By: Angus Batey
Whoever said dreaming is free has clearly never spoken to Capt. Khalid Al-Ansari. The Emirati pilot, who flies transport aircraft for the government, has spent “enough money to build a house” on a concept that would use airships to turn the cities of Dubai and Abu Dhabi into living exhibits in a most unusual gallery.
His ‘Spirit of the Emirates’ project (Stand 1908) would see a fleet of three Zeppelin NT airships carrying paying passengers on flights of between 30 minutes and three hours. A tablet-based augmented reality system will annotate the view from 1,500 ft above the cities.
“We’re talking about a very high-end, luxury platform,” Capt Khalid tells ShowNews. “The augmented reality will make the country like a big museum, and for the passenger it will be walking inside that big museum with the device telling you about it in the language that you prefer.”
Over the past 12 years, Khalid’s research has taken him to the USA, France and Germany, where he has flown on a variety of airships. He settled on the Zeppelin NT as his preferred platform following flights at the company’s Friedrichshafen headquarters. The existing Zeppelin NT aircraft would suffice for the role, but modifications would be needed equip the cabin with suitable climate control capabilities.
Khalid has had initial approval for the idea from the UAE’s General Civil Aviation Authority, though formal permissions would depend on the final aircraft configuration. He is seeking funding, and believes the project could be in profit within five years.
“I think it’s the right time to show the idea to decision-makers and to the public,” Khalid says. “I’d also like to show people that we need to have some new and different projects in the nation.”
What has kept the dream going has been Khalid’s love of the airship experience.
“It’s very, very different to anything else in the sky,” Khalid says. “It’s very quiet, very friendly. I’ve felt joy and pleasure flying on airships: the feeling of floating is amazing.”
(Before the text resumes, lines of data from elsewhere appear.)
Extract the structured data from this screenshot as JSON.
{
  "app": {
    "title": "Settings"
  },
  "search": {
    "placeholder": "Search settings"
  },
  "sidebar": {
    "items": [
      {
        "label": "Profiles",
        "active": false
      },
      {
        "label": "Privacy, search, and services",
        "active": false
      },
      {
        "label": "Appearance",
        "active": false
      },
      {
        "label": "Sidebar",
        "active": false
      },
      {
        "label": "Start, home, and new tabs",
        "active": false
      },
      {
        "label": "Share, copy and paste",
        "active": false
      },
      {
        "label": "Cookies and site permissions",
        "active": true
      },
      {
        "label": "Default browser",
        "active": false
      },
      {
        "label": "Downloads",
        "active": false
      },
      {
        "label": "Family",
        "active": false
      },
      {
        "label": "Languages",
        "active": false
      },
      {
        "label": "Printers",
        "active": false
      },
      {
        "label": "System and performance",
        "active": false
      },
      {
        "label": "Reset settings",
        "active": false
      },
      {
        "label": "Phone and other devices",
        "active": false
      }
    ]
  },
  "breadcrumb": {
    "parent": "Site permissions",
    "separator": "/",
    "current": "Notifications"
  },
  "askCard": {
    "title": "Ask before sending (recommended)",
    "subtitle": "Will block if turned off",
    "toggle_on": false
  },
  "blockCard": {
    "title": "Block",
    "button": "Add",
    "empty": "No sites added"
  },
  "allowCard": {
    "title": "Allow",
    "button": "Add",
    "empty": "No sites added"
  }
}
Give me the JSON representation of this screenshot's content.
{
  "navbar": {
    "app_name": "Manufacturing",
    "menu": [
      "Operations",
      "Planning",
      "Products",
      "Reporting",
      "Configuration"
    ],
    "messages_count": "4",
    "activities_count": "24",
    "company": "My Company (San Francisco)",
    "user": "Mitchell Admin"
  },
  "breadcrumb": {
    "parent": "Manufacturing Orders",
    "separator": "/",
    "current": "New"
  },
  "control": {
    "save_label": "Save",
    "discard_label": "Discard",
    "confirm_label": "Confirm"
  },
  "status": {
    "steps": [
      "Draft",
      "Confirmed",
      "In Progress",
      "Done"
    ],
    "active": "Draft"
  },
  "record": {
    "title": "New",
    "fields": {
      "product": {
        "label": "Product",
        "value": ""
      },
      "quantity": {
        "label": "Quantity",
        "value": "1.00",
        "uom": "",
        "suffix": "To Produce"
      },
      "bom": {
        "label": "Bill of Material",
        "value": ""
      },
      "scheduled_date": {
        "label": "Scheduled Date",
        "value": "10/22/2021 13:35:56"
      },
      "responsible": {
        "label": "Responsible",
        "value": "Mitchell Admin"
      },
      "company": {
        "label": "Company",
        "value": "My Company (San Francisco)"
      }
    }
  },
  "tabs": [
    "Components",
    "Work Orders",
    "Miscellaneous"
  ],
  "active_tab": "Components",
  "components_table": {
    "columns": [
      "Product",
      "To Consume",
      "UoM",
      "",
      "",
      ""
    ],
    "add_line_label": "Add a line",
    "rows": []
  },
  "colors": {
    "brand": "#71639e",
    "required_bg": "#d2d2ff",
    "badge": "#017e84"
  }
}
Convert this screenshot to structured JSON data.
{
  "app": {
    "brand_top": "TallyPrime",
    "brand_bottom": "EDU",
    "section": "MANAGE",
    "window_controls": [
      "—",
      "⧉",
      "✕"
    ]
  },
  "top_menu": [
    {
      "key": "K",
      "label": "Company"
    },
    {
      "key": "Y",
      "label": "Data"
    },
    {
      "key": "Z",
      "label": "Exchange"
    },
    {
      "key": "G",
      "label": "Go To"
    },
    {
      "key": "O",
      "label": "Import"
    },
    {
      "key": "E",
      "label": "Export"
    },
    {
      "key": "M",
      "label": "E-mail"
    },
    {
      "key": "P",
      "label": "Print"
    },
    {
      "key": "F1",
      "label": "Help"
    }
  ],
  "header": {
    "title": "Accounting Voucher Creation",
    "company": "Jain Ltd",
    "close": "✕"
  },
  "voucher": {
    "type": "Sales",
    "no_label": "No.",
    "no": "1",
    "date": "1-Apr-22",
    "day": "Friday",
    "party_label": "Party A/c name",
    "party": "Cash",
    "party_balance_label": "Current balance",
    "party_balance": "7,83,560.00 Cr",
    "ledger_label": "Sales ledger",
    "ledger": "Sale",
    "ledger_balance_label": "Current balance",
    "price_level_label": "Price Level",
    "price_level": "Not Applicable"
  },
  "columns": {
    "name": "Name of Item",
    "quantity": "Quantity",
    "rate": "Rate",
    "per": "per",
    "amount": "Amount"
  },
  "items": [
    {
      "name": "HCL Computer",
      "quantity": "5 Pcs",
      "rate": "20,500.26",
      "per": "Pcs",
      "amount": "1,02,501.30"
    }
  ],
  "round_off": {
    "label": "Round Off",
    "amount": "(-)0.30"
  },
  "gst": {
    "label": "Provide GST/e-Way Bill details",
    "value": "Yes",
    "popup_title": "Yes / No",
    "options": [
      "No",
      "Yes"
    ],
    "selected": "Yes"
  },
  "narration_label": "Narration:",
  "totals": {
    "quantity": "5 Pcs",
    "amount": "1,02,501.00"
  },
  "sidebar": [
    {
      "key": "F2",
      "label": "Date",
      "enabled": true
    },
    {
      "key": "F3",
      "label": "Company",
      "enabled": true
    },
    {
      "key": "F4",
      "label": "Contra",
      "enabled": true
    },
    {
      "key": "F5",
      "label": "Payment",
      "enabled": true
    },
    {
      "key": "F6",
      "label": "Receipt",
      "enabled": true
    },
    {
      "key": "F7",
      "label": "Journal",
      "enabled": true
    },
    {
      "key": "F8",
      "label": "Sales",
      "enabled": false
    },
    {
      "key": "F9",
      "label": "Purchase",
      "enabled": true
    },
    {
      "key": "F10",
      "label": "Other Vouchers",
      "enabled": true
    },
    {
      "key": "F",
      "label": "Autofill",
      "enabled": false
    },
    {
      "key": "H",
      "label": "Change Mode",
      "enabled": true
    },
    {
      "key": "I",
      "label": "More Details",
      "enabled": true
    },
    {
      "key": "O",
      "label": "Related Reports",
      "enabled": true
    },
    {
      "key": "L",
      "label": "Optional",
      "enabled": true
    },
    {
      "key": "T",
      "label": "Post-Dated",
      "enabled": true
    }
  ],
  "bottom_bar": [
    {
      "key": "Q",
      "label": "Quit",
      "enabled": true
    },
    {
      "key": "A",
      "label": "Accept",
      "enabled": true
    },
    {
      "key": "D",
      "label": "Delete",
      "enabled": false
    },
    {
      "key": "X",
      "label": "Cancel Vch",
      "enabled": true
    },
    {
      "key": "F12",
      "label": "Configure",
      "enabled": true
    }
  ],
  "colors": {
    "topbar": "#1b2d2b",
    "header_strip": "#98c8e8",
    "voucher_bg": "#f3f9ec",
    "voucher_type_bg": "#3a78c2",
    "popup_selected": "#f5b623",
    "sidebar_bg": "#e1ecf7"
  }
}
(This video showcases a number of concepts by Happy Designs. It is not intended to represent actual flight paths of the aircraft.)
Source: Aviation Week – Show News – aviationweek.com